What the task requires: Report every line below that has the string "wedding" in it.

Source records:
☆ ☆ ☆

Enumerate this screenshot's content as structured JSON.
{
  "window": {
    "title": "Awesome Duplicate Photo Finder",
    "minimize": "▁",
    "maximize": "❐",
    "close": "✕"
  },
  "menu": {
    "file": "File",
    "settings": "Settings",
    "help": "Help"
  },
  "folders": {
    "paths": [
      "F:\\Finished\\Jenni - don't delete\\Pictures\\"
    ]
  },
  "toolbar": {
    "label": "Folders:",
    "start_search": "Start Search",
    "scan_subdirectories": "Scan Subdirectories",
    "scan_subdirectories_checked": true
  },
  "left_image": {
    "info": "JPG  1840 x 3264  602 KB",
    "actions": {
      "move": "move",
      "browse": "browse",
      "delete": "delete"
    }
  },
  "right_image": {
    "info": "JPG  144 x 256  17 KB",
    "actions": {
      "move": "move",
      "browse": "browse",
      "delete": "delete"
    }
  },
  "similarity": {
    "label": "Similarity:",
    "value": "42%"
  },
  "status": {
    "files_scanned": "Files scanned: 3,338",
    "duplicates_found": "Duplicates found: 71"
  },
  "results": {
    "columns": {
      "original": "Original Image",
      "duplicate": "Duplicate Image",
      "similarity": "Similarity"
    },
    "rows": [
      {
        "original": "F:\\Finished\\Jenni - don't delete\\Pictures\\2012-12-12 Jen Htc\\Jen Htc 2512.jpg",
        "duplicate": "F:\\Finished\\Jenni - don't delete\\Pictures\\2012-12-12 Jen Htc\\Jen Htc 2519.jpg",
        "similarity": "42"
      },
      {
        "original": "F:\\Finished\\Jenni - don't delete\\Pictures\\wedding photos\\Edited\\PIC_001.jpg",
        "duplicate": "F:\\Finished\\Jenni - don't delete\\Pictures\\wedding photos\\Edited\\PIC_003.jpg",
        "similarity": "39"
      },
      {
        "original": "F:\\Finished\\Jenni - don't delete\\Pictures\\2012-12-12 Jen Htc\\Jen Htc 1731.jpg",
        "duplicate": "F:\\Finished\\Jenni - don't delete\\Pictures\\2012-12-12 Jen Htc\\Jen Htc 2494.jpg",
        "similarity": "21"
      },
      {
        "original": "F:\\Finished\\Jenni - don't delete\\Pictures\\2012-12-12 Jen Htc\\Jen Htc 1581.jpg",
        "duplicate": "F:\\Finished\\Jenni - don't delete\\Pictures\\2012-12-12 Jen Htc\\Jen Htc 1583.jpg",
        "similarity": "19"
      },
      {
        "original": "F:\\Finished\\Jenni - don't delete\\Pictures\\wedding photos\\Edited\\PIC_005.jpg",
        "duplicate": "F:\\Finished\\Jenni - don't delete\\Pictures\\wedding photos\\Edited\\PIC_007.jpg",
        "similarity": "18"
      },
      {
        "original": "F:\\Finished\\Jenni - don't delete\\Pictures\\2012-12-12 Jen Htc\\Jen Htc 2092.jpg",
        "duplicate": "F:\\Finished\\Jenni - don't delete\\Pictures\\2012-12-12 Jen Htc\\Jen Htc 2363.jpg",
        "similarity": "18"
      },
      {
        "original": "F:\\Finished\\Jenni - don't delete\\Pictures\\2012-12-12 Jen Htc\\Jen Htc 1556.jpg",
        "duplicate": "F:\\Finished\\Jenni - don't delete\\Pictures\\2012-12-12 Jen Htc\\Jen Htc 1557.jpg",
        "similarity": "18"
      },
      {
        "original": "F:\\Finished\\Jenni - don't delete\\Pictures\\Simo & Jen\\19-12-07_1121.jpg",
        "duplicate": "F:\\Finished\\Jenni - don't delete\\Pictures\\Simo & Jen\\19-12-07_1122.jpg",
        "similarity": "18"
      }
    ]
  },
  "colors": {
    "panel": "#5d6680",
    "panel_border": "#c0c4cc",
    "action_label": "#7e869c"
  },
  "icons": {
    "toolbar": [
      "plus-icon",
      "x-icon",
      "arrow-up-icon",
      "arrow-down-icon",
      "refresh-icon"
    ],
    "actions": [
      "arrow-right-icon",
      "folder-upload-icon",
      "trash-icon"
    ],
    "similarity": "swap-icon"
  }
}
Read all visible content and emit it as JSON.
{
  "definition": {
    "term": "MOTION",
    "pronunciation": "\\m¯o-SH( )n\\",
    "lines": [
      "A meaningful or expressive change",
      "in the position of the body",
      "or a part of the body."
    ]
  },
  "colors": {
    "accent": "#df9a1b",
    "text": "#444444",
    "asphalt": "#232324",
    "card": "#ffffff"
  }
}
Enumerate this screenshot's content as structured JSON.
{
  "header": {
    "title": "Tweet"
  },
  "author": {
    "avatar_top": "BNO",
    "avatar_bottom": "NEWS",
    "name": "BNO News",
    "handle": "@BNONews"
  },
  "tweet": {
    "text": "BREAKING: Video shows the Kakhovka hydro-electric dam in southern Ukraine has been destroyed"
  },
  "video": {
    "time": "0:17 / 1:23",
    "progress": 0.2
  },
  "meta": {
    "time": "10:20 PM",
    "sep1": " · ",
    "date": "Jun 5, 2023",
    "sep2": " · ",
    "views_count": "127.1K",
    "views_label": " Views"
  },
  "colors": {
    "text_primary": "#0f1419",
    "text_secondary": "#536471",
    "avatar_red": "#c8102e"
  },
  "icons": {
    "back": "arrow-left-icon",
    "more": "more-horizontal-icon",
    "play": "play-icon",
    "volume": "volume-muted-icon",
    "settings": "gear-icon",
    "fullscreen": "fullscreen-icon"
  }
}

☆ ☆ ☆

Exercise output:
        "original": "F:\\Finished\\Jenni - don't delete\\Pictures\\wedding photos\\Edited\\PIC_001.jpg",
        "duplicate": "F:\\Finished\\Jenni - don't delete\\Pictures\\wedding photos\\Edited\\PIC_003.jpg",
        "original": "F:\\Finished\\Jenni - don't delete\\Pictures\\wedding photos\\Edited\\PIC_005.jpg",
        "duplicate": "F:\\Finished\\Jenni - don't delete\\Pictures\\wedding photos\\Edited\\PIC_007.jpg",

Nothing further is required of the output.